» **Component data from apps and pages**:
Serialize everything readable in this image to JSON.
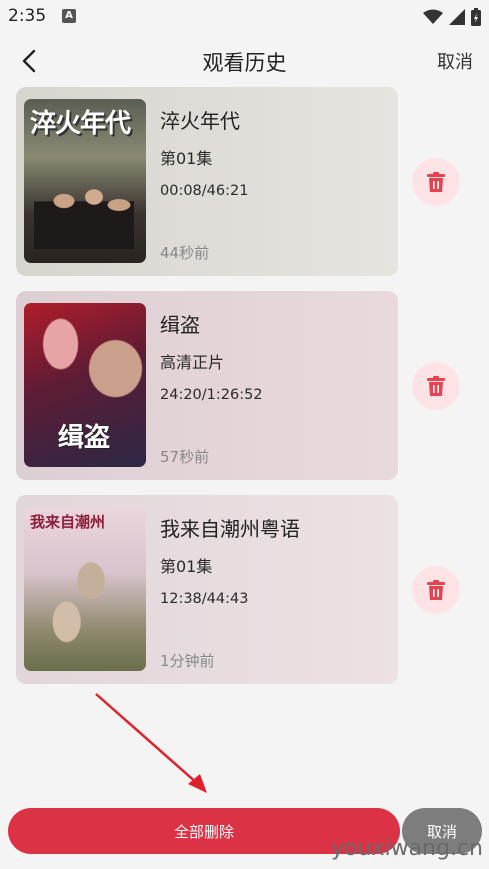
{
  "status_bar": {
    "time": "2:35",
    "notification_letter": "A"
  },
  "header": {
    "title": "观看历史",
    "cancel_label": "取消"
  },
  "history": [
    {
      "title": "淬火年代",
      "episode": "第01集",
      "progress": "00:08/46:21",
      "watched_ago": "44秒前",
      "poster_text": "淬火年代"
    },
    {
      "title": "缉盗",
      "episode": "高清正片",
      "progress": "24:20/1:26:52",
      "watched_ago": "57秒前",
      "poster_text": "缉盗"
    },
    {
      "title": "我来自潮州粤语",
      "episode": "第01集",
      "progress": "12:38/44:43",
      "watched_ago": "1分钟前",
      "poster_text": "我来自潮州"
    }
  ],
  "footer": {
    "delete_all_label": "全部删除",
    "cancel_label": "取消"
  },
  "watermark": "youxiwang.cn",
  "colors": {
    "accent": "#dc3246",
    "delete_bg": "#fde3e6",
    "cancel_bg": "#7d7d7d"
  }
}
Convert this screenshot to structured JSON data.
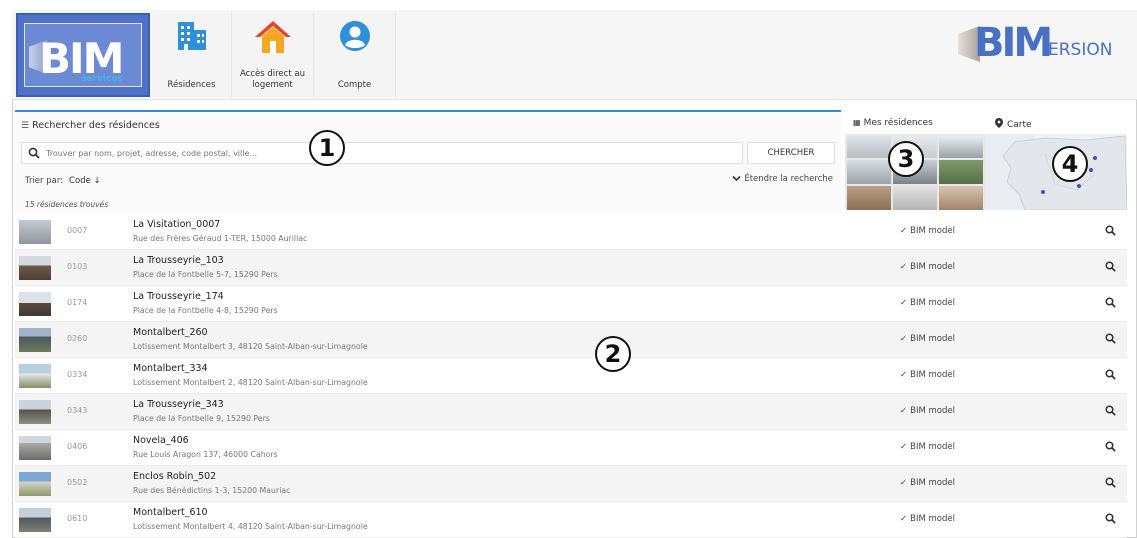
{
  "logo_left": {
    "big": "BIM",
    "sub": "services"
  },
  "logo_right": {
    "big": "BIM",
    "rest": "ERSION"
  },
  "nav": [
    {
      "label": "Résidences",
      "icon": "building-icon"
    },
    {
      "label": "Accès direct au logement",
      "icon": "home-icon"
    },
    {
      "label": "Compte",
      "icon": "user-icon"
    }
  ],
  "search": {
    "title": "Rechercher des résidences",
    "placeholder": "Trouver par nom, projet, adresse, code postal, ville...",
    "button": "CHERCHER",
    "sort_label": "Trier par:",
    "sort_value": "Code ↓",
    "extend": "Étendre la recherche",
    "count": "15 résidences trouvés"
  },
  "tabs": {
    "residences": "Mes résidences",
    "map": "Carte"
  },
  "callouts": [
    "1",
    "2",
    "3",
    "4"
  ],
  "colors": {
    "accent": "#2f8fd8",
    "logo_blue": "#4f72c8",
    "home_red": "#e8442a",
    "home_orange": "#f5a623",
    "user_blue": "#2f8fd8",
    "building_blue": "#2f8fd8"
  },
  "residences": [
    {
      "code": "0007",
      "name": "La Visitation_0007",
      "address": "Rue des Frères Géraud 1-TER, 15000 Aurillac",
      "bim": "BIM model"
    },
    {
      "code": "0103",
      "name": "La Trousseyrie_103",
      "address": "Place de la Fontbelle 5-7, 15290 Pers",
      "bim": "BIM model"
    },
    {
      "code": "0174",
      "name": "La Trousseyrie_174",
      "address": "Place de la Fontbelle 4-8, 15290 Pers",
      "bim": "BIM model"
    },
    {
      "code": "0260",
      "name": "Montalbert_260",
      "address": "Lotissement Montalbert 3, 48120 Saint-Alban-sur-Limagnole",
      "bim": "BIM model"
    },
    {
      "code": "0334",
      "name": "Montalbert_334",
      "address": "Lotissement Montalbert 2, 48120 Saint-Alban-sur-Limagnole",
      "bim": "BIM model"
    },
    {
      "code": "0343",
      "name": "La Trousseyrie_343",
      "address": "Place de la Fontbelle 9, 15290 Pers",
      "bim": "BIM model"
    },
    {
      "code": "0406",
      "name": "Novela_406",
      "address": "Rue Louis Aragon 137, 46000 Cahors",
      "bim": "BIM model"
    },
    {
      "code": "0502",
      "name": "Enclos Robin_502",
      "address": "Rue des Bénédictins 1-3, 15200 Mauriac",
      "bim": "BIM model"
    },
    {
      "code": "0610",
      "name": "Montalbert_610",
      "address": "Lotissement Montalbert 4, 48120 Saint-Alban-sur-Limagnole",
      "bim": "BIM model"
    }
  ]
}
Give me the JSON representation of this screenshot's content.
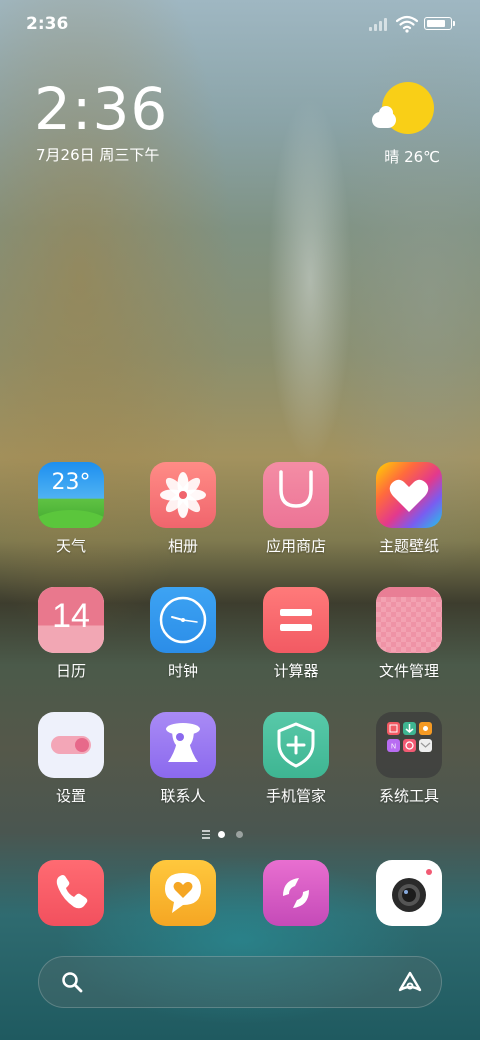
{
  "status_bar": {
    "time": "2:36",
    "battery_level": 0.9
  },
  "clock_widget": {
    "time": "2:36",
    "date": "7月26日 周三下午"
  },
  "weather_widget": {
    "text": "晴 26℃",
    "icon": "sun-cloud-icon"
  },
  "apps": [
    {
      "label": "天气",
      "icon": "weather-icon",
      "icon_text": "23°"
    },
    {
      "label": "相册",
      "icon": "flower-icon"
    },
    {
      "label": "应用商店",
      "icon": "shopping-bag-icon"
    },
    {
      "label": "主题壁纸",
      "icon": "heart-icon"
    },
    {
      "label": "日历",
      "icon": "calendar-icon",
      "icon_text": "14"
    },
    {
      "label": "时钟",
      "icon": "clock-icon"
    },
    {
      "label": "计算器",
      "icon": "equals-icon"
    },
    {
      "label": "文件管理",
      "icon": "folder-icon"
    },
    {
      "label": "设置",
      "icon": "toggle-icon"
    },
    {
      "label": "联系人",
      "icon": "person-icon"
    },
    {
      "label": "手机管家",
      "icon": "shield-plus-icon"
    },
    {
      "label": "系统工具",
      "icon": "app-folder-icon"
    }
  ],
  "pager": {
    "pages": 2,
    "current": 1
  },
  "dock": [
    {
      "icon": "phone-icon"
    },
    {
      "icon": "message-heart-icon"
    },
    {
      "icon": "browser-icon"
    },
    {
      "icon": "camera-icon"
    }
  ],
  "search_bar": {
    "left_icon": "search-icon",
    "right_icon": "assistant-icon"
  },
  "colors": {
    "weather_sun": "#f9cf17",
    "gallery": "#f0656d",
    "store": "#ec7496",
    "calendar": "#e9788d",
    "clock": "#2b8de8",
    "calculator": "#f25a63",
    "files": "#f3a2b2",
    "contacts": "#8b69ee",
    "security": "#3eb592",
    "phone": "#f2505e",
    "messages": "#f5a623",
    "browser": "#c54ab8"
  }
}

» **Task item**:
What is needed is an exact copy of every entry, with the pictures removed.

» **Task output**:
Serialize everything readable in this image to JSON.
{
  "status_bar": {
    "time": "2:35",
    "notification_letter": "A"
  },
  "header": {
    "title": "观看历史",
    "cancel_label": "取消"
  },
  "history": [
    {
      "title": "淬火年代",
      "episode": "第01集",
      "progress": "00:08/46:21",
      "watched_ago": "44秒前",
      "poster_text": "淬火年代"
    },
    {
      "title": "缉盗",
      "episode": "高清正片",
      "progress": "24:20/1:26:52",
      "watched_ago": "57秒前",
      "poster_text": "缉盗"
    },
    {
      "title": "我来自潮州粤语",
      "episode": "第01集",
      "progress": "12:38/44:43",
      "watched_ago": "1分钟前",
      "poster_text": "我来自潮州"
    }
  ],
  "footer": {
    "delete_all_label": "全部删除",
    "cancel_label": "取消"
  },
  "watermark": "youxiwang.cn",
  "colors": {
    "accent": "#dc3246",
    "delete_bg": "#fde3e6",
    "cancel_bg": "#7d7d7d"
  }
}
Convert this screenshot to structured JSON data.
{
  "logo_left": {
    "big": "BIM",
    "sub": "services"
  },
  "logo_right": {
    "big": "BIM",
    "rest": "ERSION"
  },
  "nav": [
    {
      "label": "Résidences",
      "icon": "building-icon"
    },
    {
      "label": "Accès direct au logement",
      "icon": "home-icon"
    },
    {
      "label": "Compte",
      "icon": "user-icon"
    }
  ],
  "search": {
    "title": "Rechercher des résidences",
    "placeholder": "Trouver par nom, projet, adresse, code postal, ville...",
    "button": "CHERCHER",
    "sort_label": "Trier par:",
    "sort_value": "Code ↓",
    "extend": "Étendre la recherche",
    "count": "15 résidences trouvés"
  },
  "tabs": {
    "residences": "Mes résidences",
    "map": "Carte"
  },
  "callouts": [
    "1",
    "2",
    "3",
    "4"
  ],
  "colors": {
    "accent": "#2f8fd8",
    "logo_blue": "#4f72c8",
    "home_red": "#e8442a",
    "home_orange": "#f5a623",
    "user_blue": "#2f8fd8",
    "building_blue": "#2f8fd8"
  },
  "residences": [
    {
      "code": "0007",
      "name": "La Visitation_0007",
      "address": "Rue des Frères Géraud 1-TER, 15000 Aurillac",
      "bim": "BIM model"
    },
    {
      "code": "0103",
      "name": "La Trousseyrie_103",
      "address": "Place de la Fontbelle 5-7, 15290 Pers",
      "bim": "BIM model"
    },
    {
      "code": "0174",
      "name": "La Trousseyrie_174",
      "address": "Place de la Fontbelle 4-8, 15290 Pers",
      "bim": "BIM model"
    },
    {
      "code": "0260",
      "name": "Montalbert_260",
      "address": "Lotissement Montalbert 3, 48120 Saint-Alban-sur-Limagnole",
      "bim": "BIM model"
    },
    {
      "code": "0334",
      "name": "Montalbert_334",
      "address": "Lotissement Montalbert 2, 48120 Saint-Alban-sur-Limagnole",
      "bim": "BIM model"
    },
    {
      "code": "0343",
      "name": "La Trousseyrie_343",
      "address": "Place de la Fontbelle 9, 15290 Pers",
      "bim": "BIM model"
    },
    {
      "code": "0406",
      "name": "Novela_406",
      "address": "Rue Louis Aragon 137, 46000 Cahors",
      "bim": "BIM model"
    },
    {
      "code": "0502",
      "name": "Enclos Robin_502",
      "address": "Rue des Bénédictins 1-3, 15200 Mauriac",
      "bim": "BIM model"
    },
    {
      "code": "0610",
      "name": "Montalbert_610",
      "address": "Lotissement Montalbert 4, 48120 Saint-Alban-sur-Limagnole",
      "bim": "BIM model"
    }
  ]
}
Give me the JSON representation of this screenshot's content.
{
  "status_bar": {
    "time": "2:36",
    "battery_level": 0.9
  },
  "clock_widget": {
    "time": "2:36",
    "date": "7月26日 周三下午"
  },
  "weather_widget": {
    "text": "晴 26℃",
    "icon": "sun-cloud-icon"
  },
  "apps": [
    {
      "label": "天气",
      "icon": "weather-icon",
      "icon_text": "23°"
    },
    {
      "label": "相册",
      "icon": "flower-icon"
    },
    {
      "label": "应用商店",
      "icon": "shopping-bag-icon"
    },
    {
      "label": "主题壁纸",
      "icon": "heart-icon"
    },
    {
      "label": "日历",
      "icon": "calendar-icon",
      "icon_text": "14"
    },
    {
      "label": "时钟",
      "icon": "clock-icon"
    },
    {
      "label": "计算器",
      "icon": "equals-icon"
    },
    {
      "label": "文件管理",
      "icon": "folder-icon"
    },
    {
      "label": "设置",
      "icon": "toggle-icon"
    },
    {
      "label": "联系人",
      "icon": "person-icon"
    },
    {
      "label": "手机管家",
      "icon": "shield-plus-icon"
    },
    {
      "label": "系统工具",
      "icon": "app-folder-icon"
    }
  ],
  "pager": {
    "pages": 2,
    "current": 1
  },
  "dock": [
    {
      "icon": "phone-icon"
    },
    {
      "icon": "message-heart-icon"
    },
    {
      "icon": "browser-icon"
    },
    {
      "icon": "camera-icon"
    }
  ],
  "search_bar": {
    "left_icon": "search-icon",
    "right_icon": "assistant-icon"
  },
  "colors": {
    "weather_sun": "#f9cf17",
    "gallery": "#f0656d",
    "store": "#ec7496",
    "calendar": "#e9788d",
    "clock": "#2b8de8",
    "calculator": "#f25a63",
    "files": "#f3a2b2",
    "contacts": "#8b69ee",
    "security": "#3eb592",
    "phone": "#f2505e",
    "messages": "#f5a623",
    "browser": "#c54ab8"
  }
}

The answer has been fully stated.